(Component data from apps and pages)
_ _ _ _ _ _ _

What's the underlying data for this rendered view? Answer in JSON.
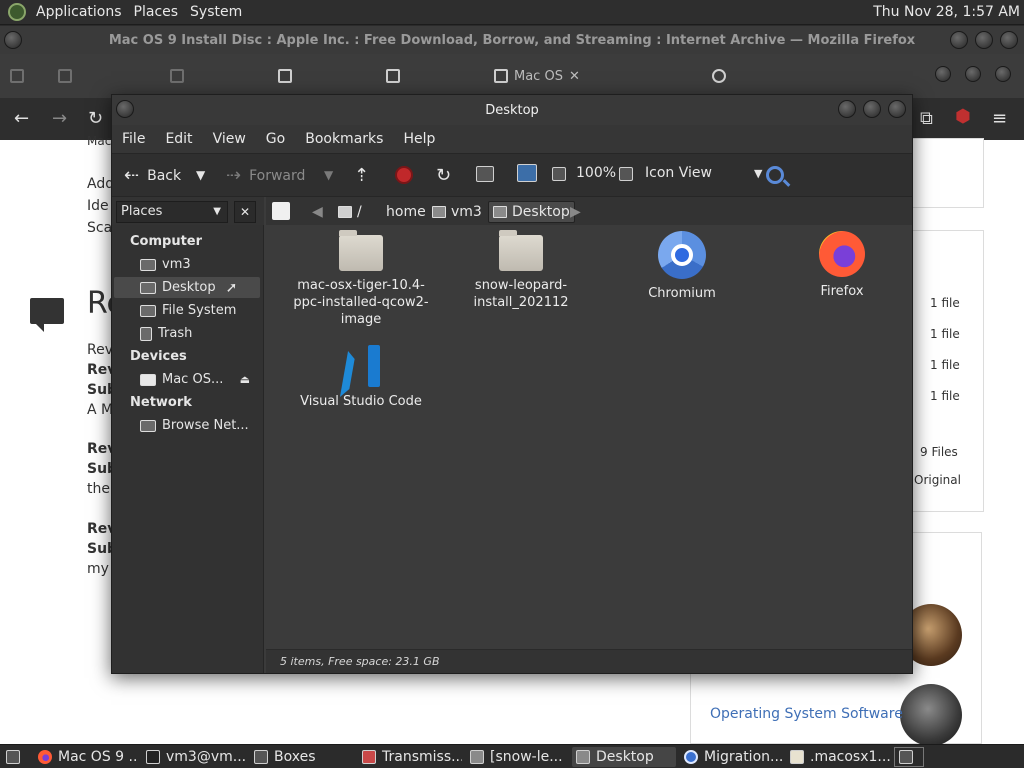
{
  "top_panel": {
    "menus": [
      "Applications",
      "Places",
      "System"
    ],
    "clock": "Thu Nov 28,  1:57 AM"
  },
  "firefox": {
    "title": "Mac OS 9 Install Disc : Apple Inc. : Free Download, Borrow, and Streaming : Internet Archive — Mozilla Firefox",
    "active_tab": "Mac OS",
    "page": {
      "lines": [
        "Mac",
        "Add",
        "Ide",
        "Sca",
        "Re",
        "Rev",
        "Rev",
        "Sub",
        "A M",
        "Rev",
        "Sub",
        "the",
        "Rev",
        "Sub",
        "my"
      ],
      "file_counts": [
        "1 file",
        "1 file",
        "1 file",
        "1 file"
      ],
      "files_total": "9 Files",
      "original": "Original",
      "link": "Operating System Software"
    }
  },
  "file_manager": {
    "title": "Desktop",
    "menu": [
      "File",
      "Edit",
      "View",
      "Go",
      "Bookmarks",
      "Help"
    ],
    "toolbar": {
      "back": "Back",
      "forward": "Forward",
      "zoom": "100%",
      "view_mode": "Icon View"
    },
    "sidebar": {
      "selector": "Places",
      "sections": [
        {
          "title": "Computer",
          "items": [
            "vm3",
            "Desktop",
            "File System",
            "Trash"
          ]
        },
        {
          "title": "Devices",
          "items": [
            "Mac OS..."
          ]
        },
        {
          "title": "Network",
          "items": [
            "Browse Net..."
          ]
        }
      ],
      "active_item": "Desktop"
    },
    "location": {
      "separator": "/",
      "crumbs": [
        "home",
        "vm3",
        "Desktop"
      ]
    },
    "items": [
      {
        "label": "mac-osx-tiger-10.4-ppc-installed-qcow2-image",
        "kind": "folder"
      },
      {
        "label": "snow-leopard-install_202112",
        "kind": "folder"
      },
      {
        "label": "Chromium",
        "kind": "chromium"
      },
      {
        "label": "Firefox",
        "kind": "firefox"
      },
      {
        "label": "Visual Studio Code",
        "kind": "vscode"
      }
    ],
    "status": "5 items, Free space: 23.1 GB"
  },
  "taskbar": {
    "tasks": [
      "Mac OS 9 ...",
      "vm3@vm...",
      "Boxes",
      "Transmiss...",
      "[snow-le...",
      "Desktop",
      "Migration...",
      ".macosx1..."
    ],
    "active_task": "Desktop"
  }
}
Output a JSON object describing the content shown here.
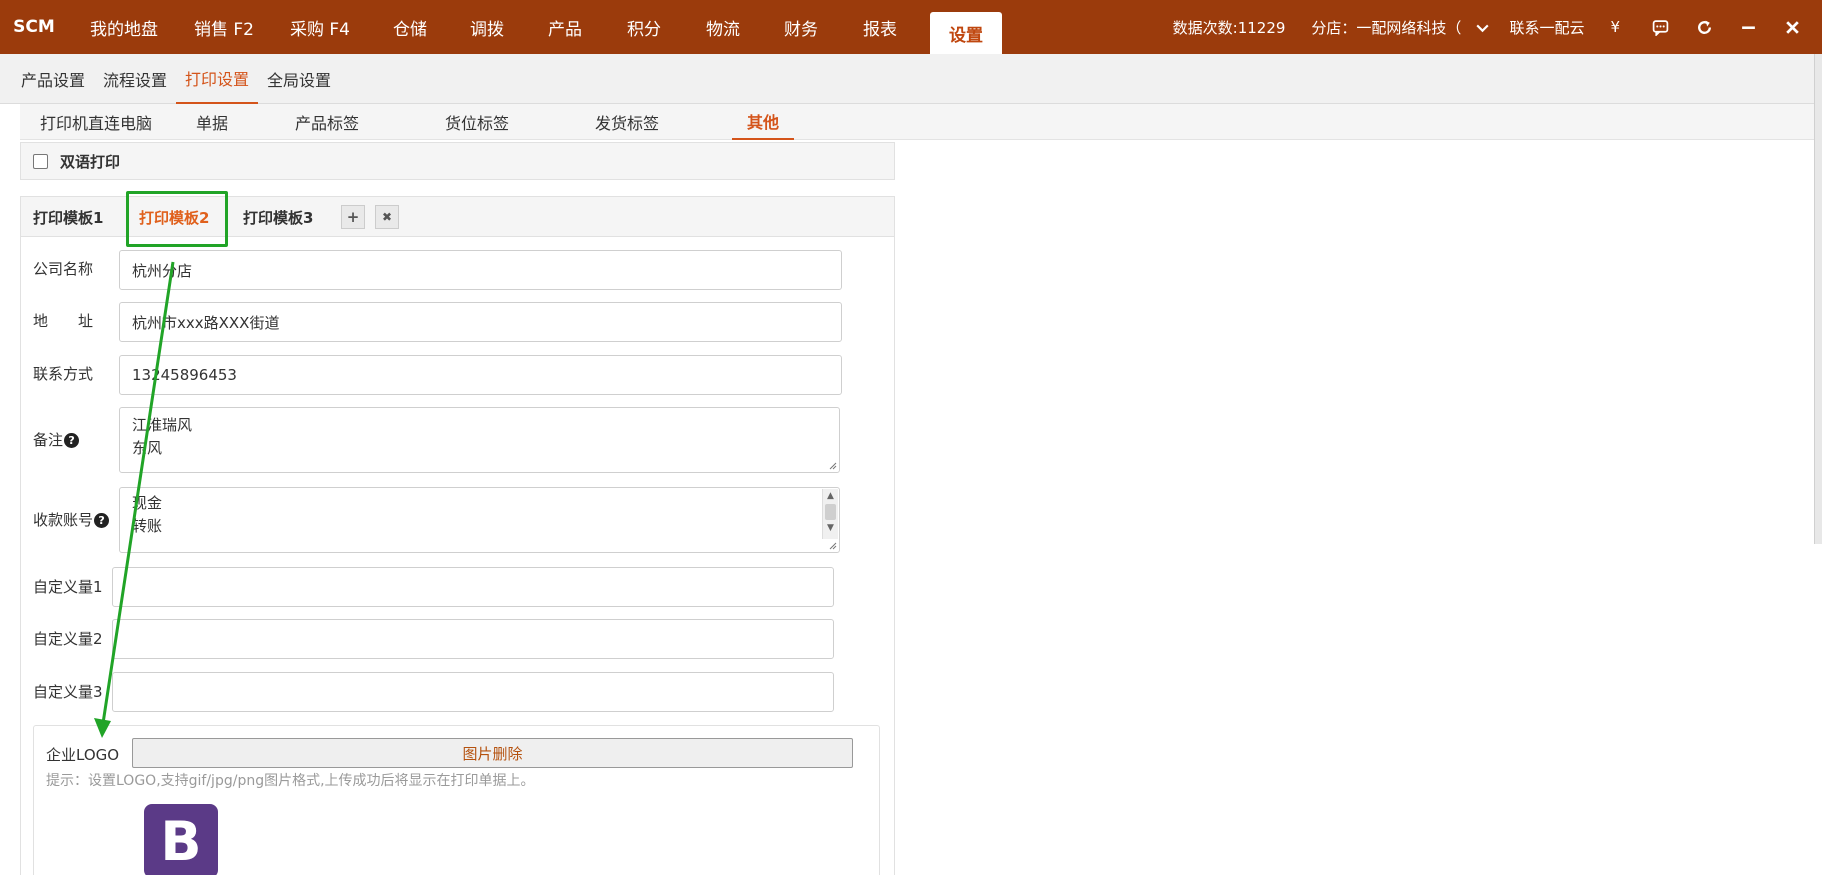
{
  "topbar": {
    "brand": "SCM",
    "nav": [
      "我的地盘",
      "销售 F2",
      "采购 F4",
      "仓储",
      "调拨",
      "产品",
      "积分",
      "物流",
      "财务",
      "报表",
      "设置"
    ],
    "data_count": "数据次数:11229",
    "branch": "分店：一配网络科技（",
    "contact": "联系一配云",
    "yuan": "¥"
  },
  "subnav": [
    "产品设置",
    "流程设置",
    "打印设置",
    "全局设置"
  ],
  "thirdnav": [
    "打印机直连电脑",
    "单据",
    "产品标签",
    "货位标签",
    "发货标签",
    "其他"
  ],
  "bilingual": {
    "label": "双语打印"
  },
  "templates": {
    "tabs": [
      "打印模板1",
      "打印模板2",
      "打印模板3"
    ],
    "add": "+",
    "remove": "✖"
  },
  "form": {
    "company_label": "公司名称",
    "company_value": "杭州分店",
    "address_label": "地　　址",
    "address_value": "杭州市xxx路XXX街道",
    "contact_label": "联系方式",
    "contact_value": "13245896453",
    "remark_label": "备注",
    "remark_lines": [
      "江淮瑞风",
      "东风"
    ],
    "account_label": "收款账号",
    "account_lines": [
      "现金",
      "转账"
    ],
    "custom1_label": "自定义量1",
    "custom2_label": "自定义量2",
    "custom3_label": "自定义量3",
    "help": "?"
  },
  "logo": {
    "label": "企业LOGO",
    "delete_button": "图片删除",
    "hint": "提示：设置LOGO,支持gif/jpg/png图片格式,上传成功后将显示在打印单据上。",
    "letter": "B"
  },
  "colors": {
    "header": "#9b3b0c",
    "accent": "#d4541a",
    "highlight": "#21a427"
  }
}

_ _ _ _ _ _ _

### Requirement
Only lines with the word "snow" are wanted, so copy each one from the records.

### Exercise response
        "label": "snow-leopard-install_202112",
      "[snow-le...",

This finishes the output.